Put yourself in their shoes
I'm talking with PasSu. We talk about parents, their love and how their love can carry them to the extent of putting their lives for their children. We seem similar in our thoughts. We both love our mothers so much and we fear impermanence because we cannot be together always. If forever is till the time we have fulfilled our dreams, made home for our mother, loved them like they love us, then, we could be readier than we otherwise will be. But there could be several years giving you a chance and still want a few more years. You think, if I have only two years more, I could do everything I want for her.
It is not uncommon for our parents to have had a hard life. There were not many schools. There was no road, no electricity. The country was not opened to trade. There were not enough food and clothes. There was never anything good to wear. There was never a good house to stay. But these things were not what they could worry about. They had to worry about living – filling their belly and their children's. And in some instances, like in mine, giving best to their children meant sacrifices on the part of some of the siblings.
My eldest brother could not go to school because he was the eldest and my parents needed him at home to help them. In my parents time, going to school was not the most important thing. Learning local trade to survive was the most important – because going to school would not bring immediate result to their needs of food. My parents would have kept my other brothers at home too with them, but my eldest brother won over them in sending them to school.
However, my two elder sisters never had a chance. More because they are women. Girls were needed at home more than the boys. They had to weave, tend to younger siblings and herd cattle. I'm told that, one of my sisters once got frustrated and said to my brother, 'If we could stay home and send you ration, you will happily go to school!'
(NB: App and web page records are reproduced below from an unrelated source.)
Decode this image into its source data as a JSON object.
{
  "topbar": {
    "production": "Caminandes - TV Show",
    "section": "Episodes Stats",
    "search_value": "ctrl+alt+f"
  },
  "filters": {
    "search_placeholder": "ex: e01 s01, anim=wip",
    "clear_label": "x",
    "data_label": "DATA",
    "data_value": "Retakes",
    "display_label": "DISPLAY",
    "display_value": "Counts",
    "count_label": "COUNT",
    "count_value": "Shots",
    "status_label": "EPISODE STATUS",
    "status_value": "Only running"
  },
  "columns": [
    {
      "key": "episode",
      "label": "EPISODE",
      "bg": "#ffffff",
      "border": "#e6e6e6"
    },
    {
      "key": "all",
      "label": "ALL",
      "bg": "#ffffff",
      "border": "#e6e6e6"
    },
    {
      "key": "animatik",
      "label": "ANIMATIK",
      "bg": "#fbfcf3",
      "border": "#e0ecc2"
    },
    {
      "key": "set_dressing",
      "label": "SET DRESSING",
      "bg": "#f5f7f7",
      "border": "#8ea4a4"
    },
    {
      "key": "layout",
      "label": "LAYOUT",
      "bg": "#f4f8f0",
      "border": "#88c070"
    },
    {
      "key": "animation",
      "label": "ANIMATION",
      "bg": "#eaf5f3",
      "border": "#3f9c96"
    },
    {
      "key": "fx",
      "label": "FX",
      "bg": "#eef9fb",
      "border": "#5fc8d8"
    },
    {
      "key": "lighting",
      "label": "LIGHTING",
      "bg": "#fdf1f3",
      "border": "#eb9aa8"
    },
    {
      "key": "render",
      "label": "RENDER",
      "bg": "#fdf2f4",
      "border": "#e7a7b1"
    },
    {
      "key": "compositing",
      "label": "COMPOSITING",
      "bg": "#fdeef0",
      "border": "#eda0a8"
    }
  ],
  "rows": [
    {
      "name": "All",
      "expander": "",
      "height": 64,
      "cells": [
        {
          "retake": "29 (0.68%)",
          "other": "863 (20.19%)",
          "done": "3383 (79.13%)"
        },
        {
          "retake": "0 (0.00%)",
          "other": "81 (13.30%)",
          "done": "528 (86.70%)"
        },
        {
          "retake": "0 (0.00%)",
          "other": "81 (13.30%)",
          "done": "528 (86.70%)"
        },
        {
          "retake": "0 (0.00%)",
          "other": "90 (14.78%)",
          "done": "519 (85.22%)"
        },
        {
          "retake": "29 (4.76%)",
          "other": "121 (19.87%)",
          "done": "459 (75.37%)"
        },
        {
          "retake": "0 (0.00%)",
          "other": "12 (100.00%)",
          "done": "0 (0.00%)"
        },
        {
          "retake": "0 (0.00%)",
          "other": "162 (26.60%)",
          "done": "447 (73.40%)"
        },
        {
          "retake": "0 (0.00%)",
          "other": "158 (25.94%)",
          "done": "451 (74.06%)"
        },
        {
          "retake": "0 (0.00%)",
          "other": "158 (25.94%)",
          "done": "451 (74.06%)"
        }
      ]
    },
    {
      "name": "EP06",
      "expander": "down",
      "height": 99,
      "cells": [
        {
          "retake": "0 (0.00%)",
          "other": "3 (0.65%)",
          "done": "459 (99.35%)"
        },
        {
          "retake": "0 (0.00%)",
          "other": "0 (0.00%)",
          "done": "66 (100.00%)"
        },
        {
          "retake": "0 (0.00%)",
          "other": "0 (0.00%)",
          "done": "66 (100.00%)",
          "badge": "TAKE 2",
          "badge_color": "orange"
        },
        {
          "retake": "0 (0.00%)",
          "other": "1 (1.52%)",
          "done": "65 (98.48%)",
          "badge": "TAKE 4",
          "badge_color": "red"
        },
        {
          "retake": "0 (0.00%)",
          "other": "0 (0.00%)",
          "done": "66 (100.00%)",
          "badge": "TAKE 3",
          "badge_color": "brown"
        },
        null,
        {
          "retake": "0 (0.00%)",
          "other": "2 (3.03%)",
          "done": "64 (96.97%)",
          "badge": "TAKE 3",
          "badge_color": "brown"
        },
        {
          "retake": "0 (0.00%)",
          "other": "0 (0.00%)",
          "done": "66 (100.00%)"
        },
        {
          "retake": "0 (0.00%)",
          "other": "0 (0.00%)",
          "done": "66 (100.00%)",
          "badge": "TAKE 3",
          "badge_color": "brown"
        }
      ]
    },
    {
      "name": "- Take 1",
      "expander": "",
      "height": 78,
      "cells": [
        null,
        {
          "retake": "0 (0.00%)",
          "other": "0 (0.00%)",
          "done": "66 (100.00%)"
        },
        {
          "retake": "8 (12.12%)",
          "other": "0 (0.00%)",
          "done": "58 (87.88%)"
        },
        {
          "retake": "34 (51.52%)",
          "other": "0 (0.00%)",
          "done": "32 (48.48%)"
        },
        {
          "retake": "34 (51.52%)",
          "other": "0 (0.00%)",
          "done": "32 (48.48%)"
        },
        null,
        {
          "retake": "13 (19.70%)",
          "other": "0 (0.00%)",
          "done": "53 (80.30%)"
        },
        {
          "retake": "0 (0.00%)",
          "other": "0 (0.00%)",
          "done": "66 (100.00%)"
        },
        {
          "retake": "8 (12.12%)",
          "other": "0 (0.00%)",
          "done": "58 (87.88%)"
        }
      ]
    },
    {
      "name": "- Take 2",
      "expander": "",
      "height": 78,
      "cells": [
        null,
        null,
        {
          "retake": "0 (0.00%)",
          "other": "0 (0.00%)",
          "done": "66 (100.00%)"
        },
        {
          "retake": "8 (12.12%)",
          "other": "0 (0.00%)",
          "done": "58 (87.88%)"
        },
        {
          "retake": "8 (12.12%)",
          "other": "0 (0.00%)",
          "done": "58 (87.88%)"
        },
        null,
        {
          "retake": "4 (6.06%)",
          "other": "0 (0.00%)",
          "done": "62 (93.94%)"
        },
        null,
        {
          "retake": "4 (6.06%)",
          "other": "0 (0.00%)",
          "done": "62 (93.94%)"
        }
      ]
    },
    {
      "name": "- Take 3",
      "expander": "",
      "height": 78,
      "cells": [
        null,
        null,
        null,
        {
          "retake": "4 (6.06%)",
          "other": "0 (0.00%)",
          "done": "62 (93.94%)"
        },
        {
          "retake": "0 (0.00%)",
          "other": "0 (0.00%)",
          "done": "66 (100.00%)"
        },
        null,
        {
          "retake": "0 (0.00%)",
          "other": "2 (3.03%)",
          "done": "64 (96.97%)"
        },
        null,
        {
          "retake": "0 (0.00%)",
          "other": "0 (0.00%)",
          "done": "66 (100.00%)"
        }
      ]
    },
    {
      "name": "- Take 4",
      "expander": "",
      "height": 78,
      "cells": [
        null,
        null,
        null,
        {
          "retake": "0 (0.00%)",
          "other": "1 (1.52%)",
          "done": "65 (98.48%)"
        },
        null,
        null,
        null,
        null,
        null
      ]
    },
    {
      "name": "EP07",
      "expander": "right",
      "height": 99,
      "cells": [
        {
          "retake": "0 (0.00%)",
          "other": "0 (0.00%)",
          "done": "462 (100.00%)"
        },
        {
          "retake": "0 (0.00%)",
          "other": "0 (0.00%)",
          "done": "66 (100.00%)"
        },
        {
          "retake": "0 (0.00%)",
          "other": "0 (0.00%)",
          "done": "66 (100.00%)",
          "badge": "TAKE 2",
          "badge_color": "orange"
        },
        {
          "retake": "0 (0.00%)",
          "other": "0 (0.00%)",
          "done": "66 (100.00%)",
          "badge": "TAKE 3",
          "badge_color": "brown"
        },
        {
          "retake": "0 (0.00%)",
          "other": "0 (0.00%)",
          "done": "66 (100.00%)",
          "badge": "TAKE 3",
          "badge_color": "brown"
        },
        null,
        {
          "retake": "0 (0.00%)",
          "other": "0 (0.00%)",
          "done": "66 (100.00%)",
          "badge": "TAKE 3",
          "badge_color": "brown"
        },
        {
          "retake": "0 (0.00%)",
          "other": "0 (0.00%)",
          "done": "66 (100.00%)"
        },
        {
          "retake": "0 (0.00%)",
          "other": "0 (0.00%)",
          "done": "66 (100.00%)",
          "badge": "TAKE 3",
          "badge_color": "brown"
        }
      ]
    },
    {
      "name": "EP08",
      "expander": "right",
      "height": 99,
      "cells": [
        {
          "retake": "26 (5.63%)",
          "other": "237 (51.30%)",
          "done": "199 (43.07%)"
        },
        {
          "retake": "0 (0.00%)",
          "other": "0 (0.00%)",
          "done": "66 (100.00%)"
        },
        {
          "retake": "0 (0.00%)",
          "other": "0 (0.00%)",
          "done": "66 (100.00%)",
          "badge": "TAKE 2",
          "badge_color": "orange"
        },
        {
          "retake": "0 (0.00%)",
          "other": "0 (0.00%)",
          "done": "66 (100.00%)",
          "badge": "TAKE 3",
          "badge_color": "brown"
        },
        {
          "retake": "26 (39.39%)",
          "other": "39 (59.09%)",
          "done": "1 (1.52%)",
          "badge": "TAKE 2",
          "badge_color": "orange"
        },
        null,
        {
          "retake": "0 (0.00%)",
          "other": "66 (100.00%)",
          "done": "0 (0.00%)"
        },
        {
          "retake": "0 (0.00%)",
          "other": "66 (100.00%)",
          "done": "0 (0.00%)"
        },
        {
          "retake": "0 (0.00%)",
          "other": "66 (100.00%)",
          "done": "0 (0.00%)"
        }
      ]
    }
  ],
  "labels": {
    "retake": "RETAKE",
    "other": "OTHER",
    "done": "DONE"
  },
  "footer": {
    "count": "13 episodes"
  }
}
I feel when I'm not sweating in the field, they shouldn't be too. But my friend says, 'My uncles never thought like you did.' It is same with many of us. While we pile different clothes in our wardrobe and eat in different restaurants, some of our siblings, uncles, aunts, and cousins are sweating to just keep themselves off from debt.
My best friend said to me too, 'your sisters are lucky, you put yourself in their shoes. My uncles never did. My mother suffered while they enjoyed in Thimphu.'
It is important for us to put ourselves in the shoes of others once in a while. Unless we do so, we cannot really understand them. While you read my article, put yourself in the shoes of your brother or sister who is working hard at home, and next time, be more considerate of how you treat them.